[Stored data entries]
•••••
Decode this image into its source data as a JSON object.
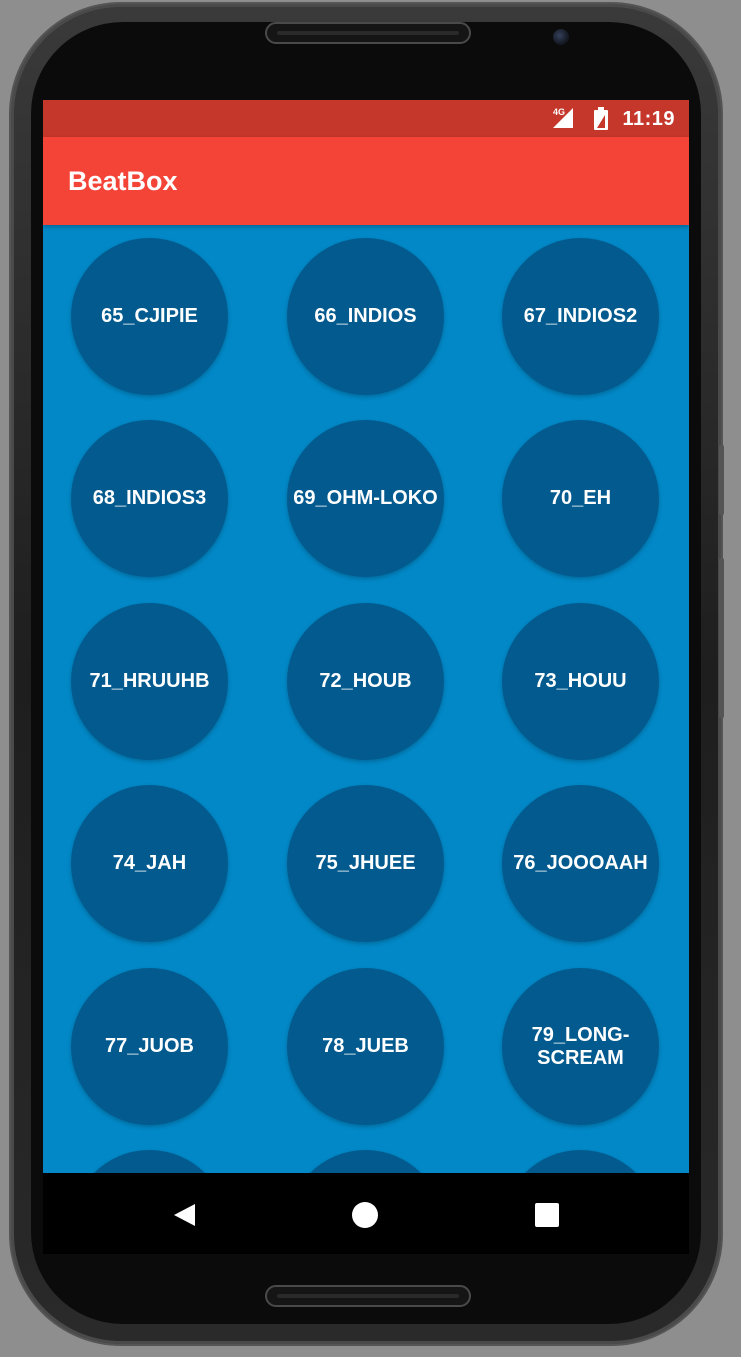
{
  "status_bar": {
    "time": "11:19",
    "network": "4G"
  },
  "app_bar": {
    "title": "BeatBox"
  },
  "sounds": [
    {
      "label": "65_CJIPIE"
    },
    {
      "label": "66_INDIOS"
    },
    {
      "label": "67_INDIOS2"
    },
    {
      "label": "68_INDIOS3"
    },
    {
      "label": "69_OHM-LOKO"
    },
    {
      "label": "70_EH"
    },
    {
      "label": "71_HRUUHB"
    },
    {
      "label": "72_HOUB"
    },
    {
      "label": "73_HOUU"
    },
    {
      "label": "74_JAH"
    },
    {
      "label": "75_JHUEE"
    },
    {
      "label": "76_JOOOAAH"
    },
    {
      "label": "77_JUOB"
    },
    {
      "label": "78_JUEB"
    },
    {
      "label": "79_LONG-SCREAM"
    }
  ],
  "nav": {
    "back": "back-icon",
    "home": "home-icon",
    "recents": "recents-icon"
  },
  "colors": {
    "status_bar": "#c5362b",
    "app_bar": "#f44437",
    "background": "#0288c7",
    "button": "#025a8e"
  }
}
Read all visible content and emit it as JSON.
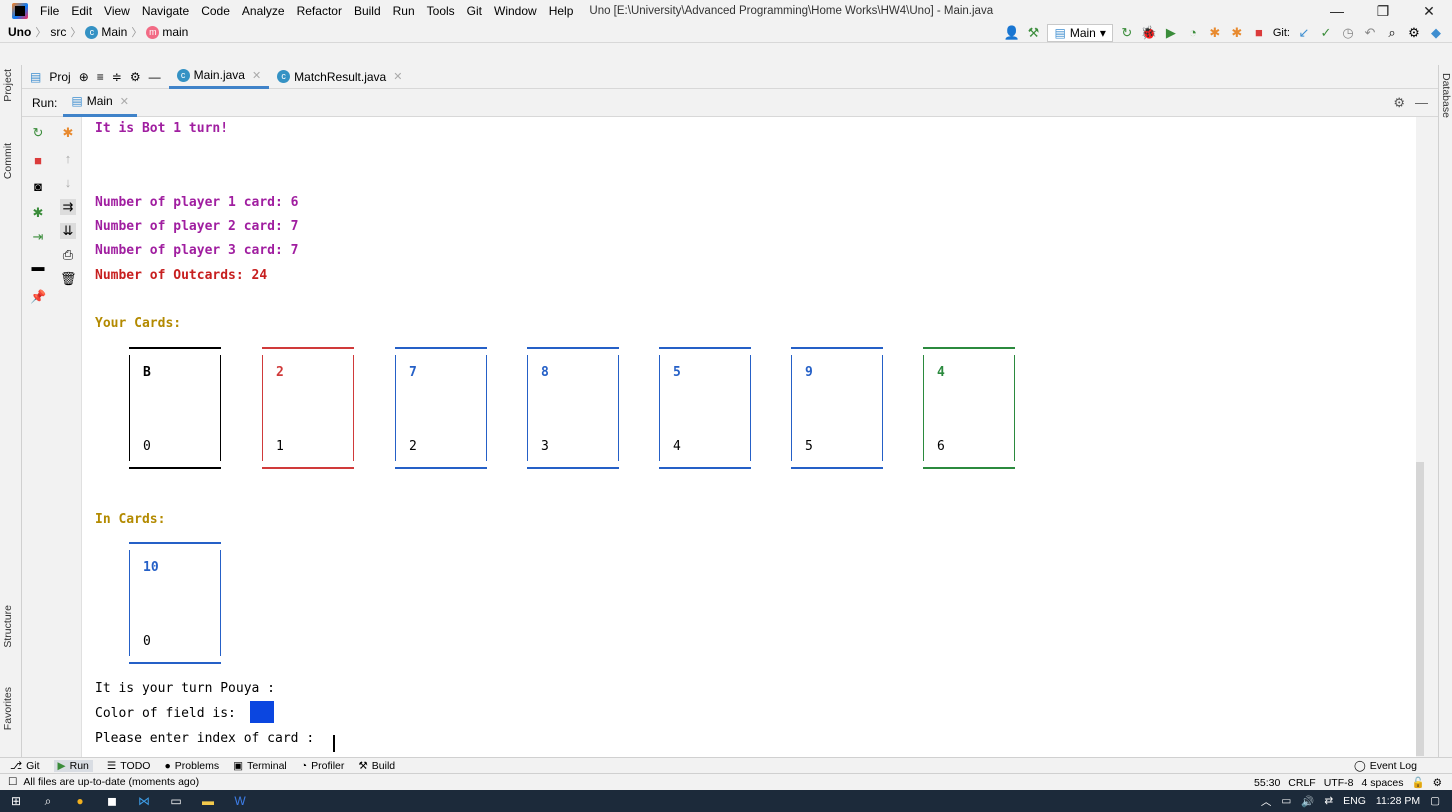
{
  "titlebar": {
    "menu": [
      "File",
      "Edit",
      "View",
      "Navigate",
      "Code",
      "Analyze",
      "Refactor",
      "Build",
      "Run",
      "Tools",
      "Git",
      "Window",
      "Help"
    ],
    "window_title": "Uno [E:\\University\\Advanced Programming\\Home Works\\HW4\\Uno] - Main.java",
    "minimize": "—",
    "restore": "❐",
    "close": "✕"
  },
  "navbar": {
    "crumbs": [
      "Uno",
      "src",
      "Main",
      "main"
    ],
    "run_config": "Main",
    "git_label": "Git:"
  },
  "left_tabs": {
    "project": "Project",
    "commit": "Commit",
    "structure": "Structure",
    "favorites": "Favorites"
  },
  "right_tabs": {
    "database": "Database"
  },
  "editor_tabs": {
    "project_tool": "Proj",
    "tabs": [
      "Main.java",
      "MatchResult.java"
    ]
  },
  "run_panel": {
    "label": "Run:",
    "tab": "Main"
  },
  "console": {
    "bot_turn": "It is Bot 1 turn!",
    "counts": [
      "Number of player 1 card: 6",
      "Number of player 2 card: 7",
      "Number of player 3 card: 7"
    ],
    "outcards": "Number of Outcards: 24",
    "your_cards_heading": "Your Cards:",
    "your_cards": [
      {
        "value": "B",
        "index": "0",
        "color": "black"
      },
      {
        "value": "2",
        "index": "1",
        "color": "red"
      },
      {
        "value": "7",
        "index": "2",
        "color": "blue"
      },
      {
        "value": "8",
        "index": "3",
        "color": "blue"
      },
      {
        "value": "5",
        "index": "4",
        "color": "blue"
      },
      {
        "value": "9",
        "index": "5",
        "color": "blue"
      },
      {
        "value": "4",
        "index": "6",
        "color": "green"
      }
    ],
    "in_cards_heading": "In Cards:",
    "in_card": {
      "value": "10",
      "index": "0",
      "color": "blue"
    },
    "your_turn": "It is your turn Pouya :",
    "field_color_label": "Color of field is:",
    "field_color": "#0b46e0",
    "prompt": "Please enter index of card :"
  },
  "bottom_tools": {
    "items": [
      "Git",
      "Run",
      "TODO",
      "Problems",
      "Terminal",
      "Profiler",
      "Build"
    ],
    "event_log": "Event Log"
  },
  "statusbar": {
    "message": "All files are up-to-date (moments ago)",
    "position": "55:30",
    "line_sep": "CRLF",
    "encoding": "UTF-8",
    "indent": "4 spaces"
  },
  "taskbar": {
    "lang": "ENG",
    "time": "11:28 PM"
  },
  "colors": {
    "purple": "#a01ea0",
    "red": "#c71f1f",
    "gold": "#b38a00",
    "card_blue": "#2560c7",
    "card_red": "#d03a3a",
    "card_green": "#2b8a3e",
    "accent": "#4083c9"
  }
}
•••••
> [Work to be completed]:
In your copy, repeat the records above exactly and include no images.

> [Answer to this task]:
Decode this image into its source data as a JSON object.
{
  "status_bar": {
    "time": "11:19",
    "network": "4G"
  },
  "app_bar": {
    "title": "BeatBox"
  },
  "sounds": [
    {
      "label": "65_CJIPIE"
    },
    {
      "label": "66_INDIOS"
    },
    {
      "label": "67_INDIOS2"
    },
    {
      "label": "68_INDIOS3"
    },
    {
      "label": "69_OHM-LOKO"
    },
    {
      "label": "70_EH"
    },
    {
      "label": "71_HRUUHB"
    },
    {
      "label": "72_HOUB"
    },
    {
      "label": "73_HOUU"
    },
    {
      "label": "74_JAH"
    },
    {
      "label": "75_JHUEE"
    },
    {
      "label": "76_JOOOAAH"
    },
    {
      "label": "77_JUOB"
    },
    {
      "label": "78_JUEB"
    },
    {
      "label": "79_LONG-SCREAM"
    }
  ],
  "nav": {
    "back": "back-icon",
    "home": "home-icon",
    "recents": "recents-icon"
  },
  "colors": {
    "status_bar": "#c5362b",
    "app_bar": "#f44437",
    "background": "#0288c7",
    "button": "#025a8e"
  }
}
Read all visible content and emit it as JSON.
{
  "titlebar": {
    "menu": [
      "File",
      "Edit",
      "View",
      "Navigate",
      "Code",
      "Analyze",
      "Refactor",
      "Build",
      "Run",
      "Tools",
      "Git",
      "Window",
      "Help"
    ],
    "window_title": "Uno [E:\\University\\Advanced Programming\\Home Works\\HW4\\Uno] - Main.java",
    "minimize": "—",
    "restore": "❐",
    "close": "✕"
  },
  "navbar": {
    "crumbs": [
      "Uno",
      "src",
      "Main",
      "main"
    ],
    "run_config": "Main",
    "git_label": "Git:"
  },
  "left_tabs": {
    "project": "Project",
    "commit": "Commit",
    "structure": "Structure",
    "favorites": "Favorites"
  },
  "right_tabs": {
    "database": "Database"
  },
  "editor_tabs": {
    "project_tool": "Proj",
    "tabs": [
      "Main.java",
      "MatchResult.java"
    ]
  },
  "run_panel": {
    "label": "Run:",
    "tab": "Main"
  },
  "console": {
    "bot_turn": "It is Bot 1 turn!",
    "counts": [
      "Number of player 1 card: 6",
      "Number of player 2 card: 7",
      "Number of player 3 card: 7"
    ],
    "outcards": "Number of Outcards: 24",
    "your_cards_heading": "Your Cards:",
    "your_cards": [
      {
        "value": "B",
        "index": "0",
        "color": "black"
      },
      {
        "value": "2",
        "index": "1",
        "color": "red"
      },
      {
        "value": "7",
        "index": "2",
        "color": "blue"
      },
      {
        "value": "8",
        "index": "3",
        "color": "blue"
      },
      {
        "value": "5",
        "index": "4",
        "color": "blue"
      },
      {
        "value": "9",
        "index": "5",
        "color": "blue"
      },
      {
        "value": "4",
        "index": "6",
        "color": "green"
      }
    ],
    "in_cards_heading": "In Cards:",
    "in_card": {
      "value": "10",
      "index": "0",
      "color": "blue"
    },
    "your_turn": "It is your turn Pouya :",
    "field_color_label": "Color of field is:",
    "field_color": "#0b46e0",
    "prompt": "Please enter index of card :"
  },
  "bottom_tools": {
    "items": [
      "Git",
      "Run",
      "TODO",
      "Problems",
      "Terminal",
      "Profiler",
      "Build"
    ],
    "event_log": "Event Log"
  },
  "statusbar": {
    "message": "All files are up-to-date (moments ago)",
    "position": "55:30",
    "line_sep": "CRLF",
    "encoding": "UTF-8",
    "indent": "4 spaces"
  },
  "taskbar": {
    "lang": "ENG",
    "time": "11:28 PM"
  },
  "colors": {
    "purple": "#a01ea0",
    "red": "#c71f1f",
    "gold": "#b38a00",
    "card_blue": "#2560c7",
    "card_red": "#d03a3a",
    "card_green": "#2b8a3e",
    "accent": "#4083c9"
  }
}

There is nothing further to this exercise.